• **WHAT YOU SHOULD DO**: Write out exactly every line from the one containing "Transcribe this image's" through the final line of the material below, both included. Pictures are to be skipped.

• **EXERCISE MATERIAL**:
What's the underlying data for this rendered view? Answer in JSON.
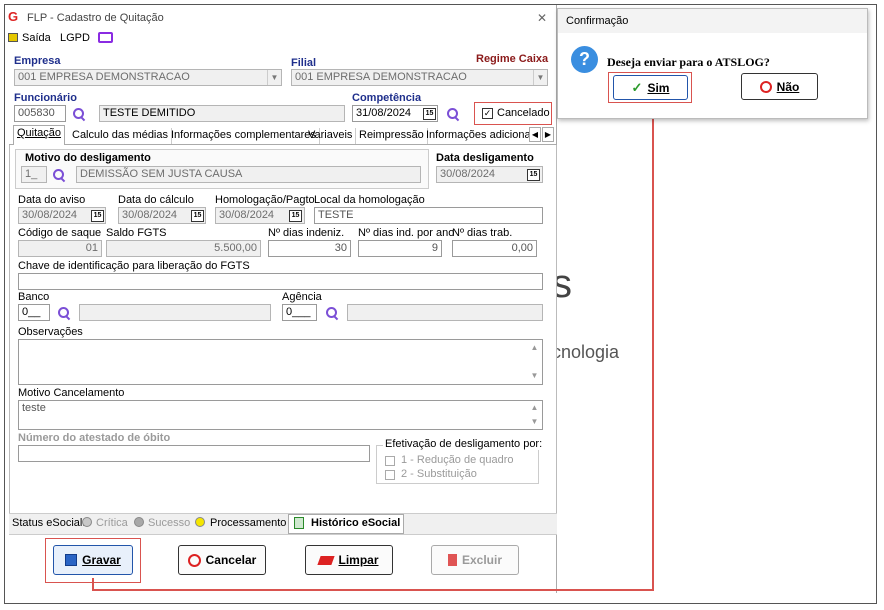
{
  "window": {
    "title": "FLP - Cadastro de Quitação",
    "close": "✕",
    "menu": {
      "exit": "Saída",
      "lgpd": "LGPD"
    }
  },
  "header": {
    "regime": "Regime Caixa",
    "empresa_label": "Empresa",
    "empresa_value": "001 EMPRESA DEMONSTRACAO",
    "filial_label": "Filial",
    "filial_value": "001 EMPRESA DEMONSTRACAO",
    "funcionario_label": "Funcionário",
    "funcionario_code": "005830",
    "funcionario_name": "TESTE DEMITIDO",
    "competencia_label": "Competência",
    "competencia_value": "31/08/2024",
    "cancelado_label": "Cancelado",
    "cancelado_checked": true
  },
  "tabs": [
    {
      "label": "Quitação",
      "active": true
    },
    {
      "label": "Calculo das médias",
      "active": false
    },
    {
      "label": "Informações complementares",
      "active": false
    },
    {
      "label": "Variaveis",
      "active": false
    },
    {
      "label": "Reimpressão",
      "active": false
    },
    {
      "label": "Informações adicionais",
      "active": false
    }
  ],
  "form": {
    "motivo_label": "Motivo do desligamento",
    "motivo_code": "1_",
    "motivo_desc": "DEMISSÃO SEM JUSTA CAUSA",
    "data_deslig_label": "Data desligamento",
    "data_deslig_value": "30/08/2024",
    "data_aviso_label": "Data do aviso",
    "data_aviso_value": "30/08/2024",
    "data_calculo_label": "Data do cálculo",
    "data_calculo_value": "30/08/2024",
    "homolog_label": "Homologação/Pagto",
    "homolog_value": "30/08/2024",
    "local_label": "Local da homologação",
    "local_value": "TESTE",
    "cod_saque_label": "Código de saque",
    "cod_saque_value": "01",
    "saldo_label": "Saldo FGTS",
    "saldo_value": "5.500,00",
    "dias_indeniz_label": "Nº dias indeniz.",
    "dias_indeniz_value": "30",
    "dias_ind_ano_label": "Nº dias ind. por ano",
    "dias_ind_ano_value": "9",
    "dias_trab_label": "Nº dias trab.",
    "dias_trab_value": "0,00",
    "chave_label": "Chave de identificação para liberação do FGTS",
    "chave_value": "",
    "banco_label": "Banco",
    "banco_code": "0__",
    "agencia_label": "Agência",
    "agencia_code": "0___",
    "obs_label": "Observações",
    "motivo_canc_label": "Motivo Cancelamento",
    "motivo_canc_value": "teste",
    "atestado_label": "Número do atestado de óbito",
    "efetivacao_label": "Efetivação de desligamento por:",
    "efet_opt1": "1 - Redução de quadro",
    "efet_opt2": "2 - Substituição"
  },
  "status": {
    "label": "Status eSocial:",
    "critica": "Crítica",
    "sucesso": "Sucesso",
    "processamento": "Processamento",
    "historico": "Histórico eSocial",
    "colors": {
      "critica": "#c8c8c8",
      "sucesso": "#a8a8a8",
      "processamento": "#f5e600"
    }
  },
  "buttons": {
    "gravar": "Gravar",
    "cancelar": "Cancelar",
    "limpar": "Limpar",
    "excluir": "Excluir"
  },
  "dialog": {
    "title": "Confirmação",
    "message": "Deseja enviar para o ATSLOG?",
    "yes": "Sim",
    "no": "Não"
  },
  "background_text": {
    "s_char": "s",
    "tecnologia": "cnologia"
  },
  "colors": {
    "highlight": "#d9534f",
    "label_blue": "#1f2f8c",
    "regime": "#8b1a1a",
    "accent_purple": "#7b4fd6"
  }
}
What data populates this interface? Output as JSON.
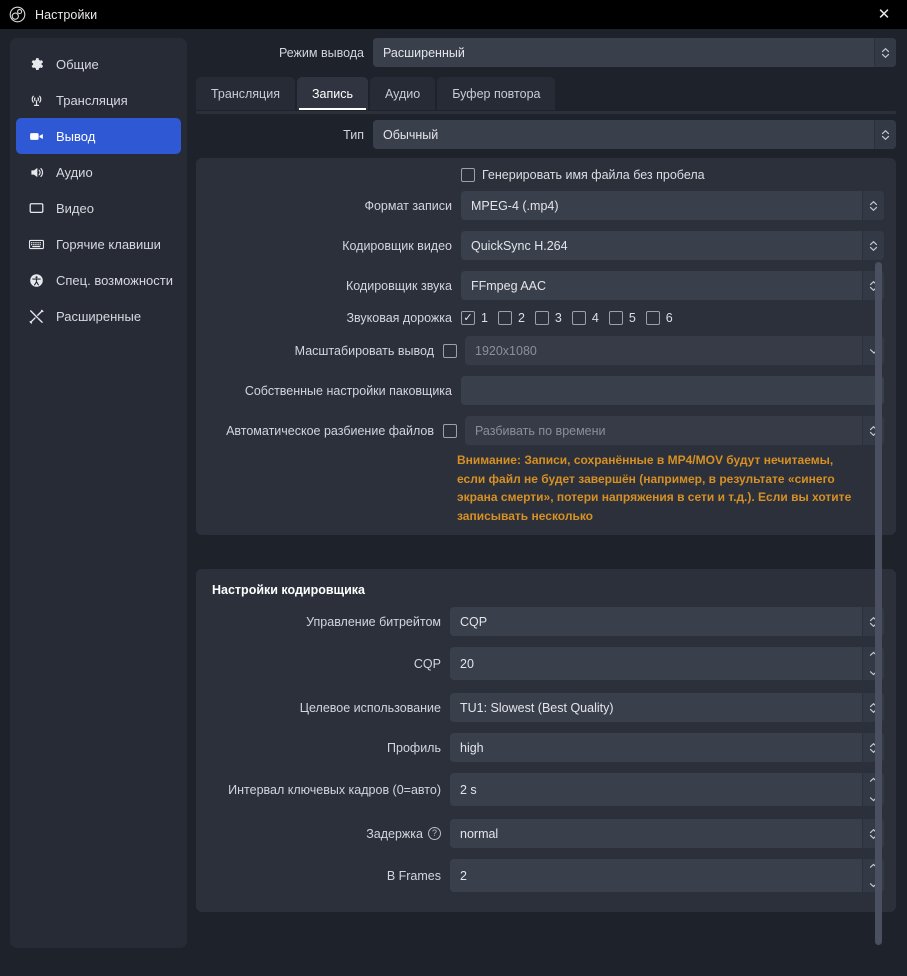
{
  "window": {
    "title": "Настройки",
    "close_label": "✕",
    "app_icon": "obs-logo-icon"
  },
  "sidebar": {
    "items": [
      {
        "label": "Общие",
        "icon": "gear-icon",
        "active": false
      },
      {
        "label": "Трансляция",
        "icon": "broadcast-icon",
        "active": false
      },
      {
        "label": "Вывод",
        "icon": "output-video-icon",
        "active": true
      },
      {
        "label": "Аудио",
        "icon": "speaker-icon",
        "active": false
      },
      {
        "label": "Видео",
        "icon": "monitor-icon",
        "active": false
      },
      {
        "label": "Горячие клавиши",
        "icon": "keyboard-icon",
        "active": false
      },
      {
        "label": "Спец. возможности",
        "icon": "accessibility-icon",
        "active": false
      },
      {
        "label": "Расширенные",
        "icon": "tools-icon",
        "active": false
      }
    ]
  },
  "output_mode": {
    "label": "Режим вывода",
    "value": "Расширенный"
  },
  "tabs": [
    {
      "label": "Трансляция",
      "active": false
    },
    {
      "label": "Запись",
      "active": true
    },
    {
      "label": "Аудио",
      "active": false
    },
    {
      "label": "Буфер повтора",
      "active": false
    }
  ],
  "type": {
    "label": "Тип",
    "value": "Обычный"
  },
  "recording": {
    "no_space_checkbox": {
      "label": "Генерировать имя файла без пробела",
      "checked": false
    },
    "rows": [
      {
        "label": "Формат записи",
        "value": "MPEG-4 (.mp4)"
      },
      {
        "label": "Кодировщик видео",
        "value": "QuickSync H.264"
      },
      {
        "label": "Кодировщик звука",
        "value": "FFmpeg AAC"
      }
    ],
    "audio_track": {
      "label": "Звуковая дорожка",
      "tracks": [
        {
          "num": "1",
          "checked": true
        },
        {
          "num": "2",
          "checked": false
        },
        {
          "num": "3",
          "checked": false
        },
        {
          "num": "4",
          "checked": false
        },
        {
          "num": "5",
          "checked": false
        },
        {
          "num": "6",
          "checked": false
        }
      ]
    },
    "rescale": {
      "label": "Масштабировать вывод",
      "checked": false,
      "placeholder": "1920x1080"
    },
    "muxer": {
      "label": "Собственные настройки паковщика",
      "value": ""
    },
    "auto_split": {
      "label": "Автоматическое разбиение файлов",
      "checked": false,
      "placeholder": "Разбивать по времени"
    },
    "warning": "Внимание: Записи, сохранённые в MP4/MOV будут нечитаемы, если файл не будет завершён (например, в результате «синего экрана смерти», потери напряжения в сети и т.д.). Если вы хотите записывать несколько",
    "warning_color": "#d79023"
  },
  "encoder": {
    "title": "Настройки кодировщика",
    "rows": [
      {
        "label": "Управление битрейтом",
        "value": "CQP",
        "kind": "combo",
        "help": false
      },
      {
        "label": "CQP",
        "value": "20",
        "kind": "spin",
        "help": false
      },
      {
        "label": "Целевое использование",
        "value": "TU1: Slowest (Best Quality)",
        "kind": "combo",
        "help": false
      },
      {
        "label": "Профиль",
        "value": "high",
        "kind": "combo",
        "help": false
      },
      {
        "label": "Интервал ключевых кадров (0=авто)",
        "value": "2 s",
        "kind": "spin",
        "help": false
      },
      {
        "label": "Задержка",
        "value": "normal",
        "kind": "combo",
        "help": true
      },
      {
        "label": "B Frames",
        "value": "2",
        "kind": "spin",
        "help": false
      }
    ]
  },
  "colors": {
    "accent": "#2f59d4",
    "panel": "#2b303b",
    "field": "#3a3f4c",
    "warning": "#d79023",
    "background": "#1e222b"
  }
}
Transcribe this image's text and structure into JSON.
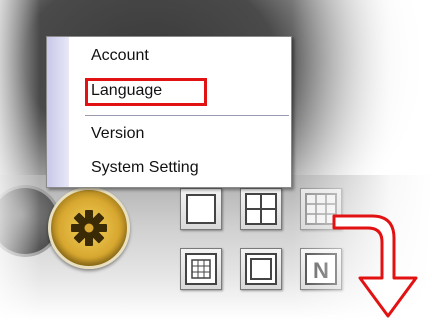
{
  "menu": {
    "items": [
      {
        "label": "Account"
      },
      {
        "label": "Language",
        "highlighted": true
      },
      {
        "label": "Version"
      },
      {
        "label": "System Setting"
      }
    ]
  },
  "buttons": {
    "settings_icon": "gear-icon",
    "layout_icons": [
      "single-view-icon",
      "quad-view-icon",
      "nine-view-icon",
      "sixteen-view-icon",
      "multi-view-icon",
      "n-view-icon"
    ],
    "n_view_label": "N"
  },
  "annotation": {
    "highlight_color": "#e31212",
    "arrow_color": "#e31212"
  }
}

• **ANSWER SPACE**:
Transcribe this image's text and structure into JSON.
{
  "menu": {
    "items": [
      {
        "label": "Account"
      },
      {
        "label": "Language",
        "highlighted": true
      },
      {
        "label": "Version"
      },
      {
        "label": "System Setting"
      }
    ]
  },
  "buttons": {
    "settings_icon": "gear-icon",
    "layout_icons": [
      "single-view-icon",
      "quad-view-icon",
      "nine-view-icon",
      "sixteen-view-icon",
      "multi-view-icon",
      "n-view-icon"
    ],
    "n_view_label": "N"
  },
  "annotation": {
    "highlight_color": "#e31212",
    "arrow_color": "#e31212"
  }
}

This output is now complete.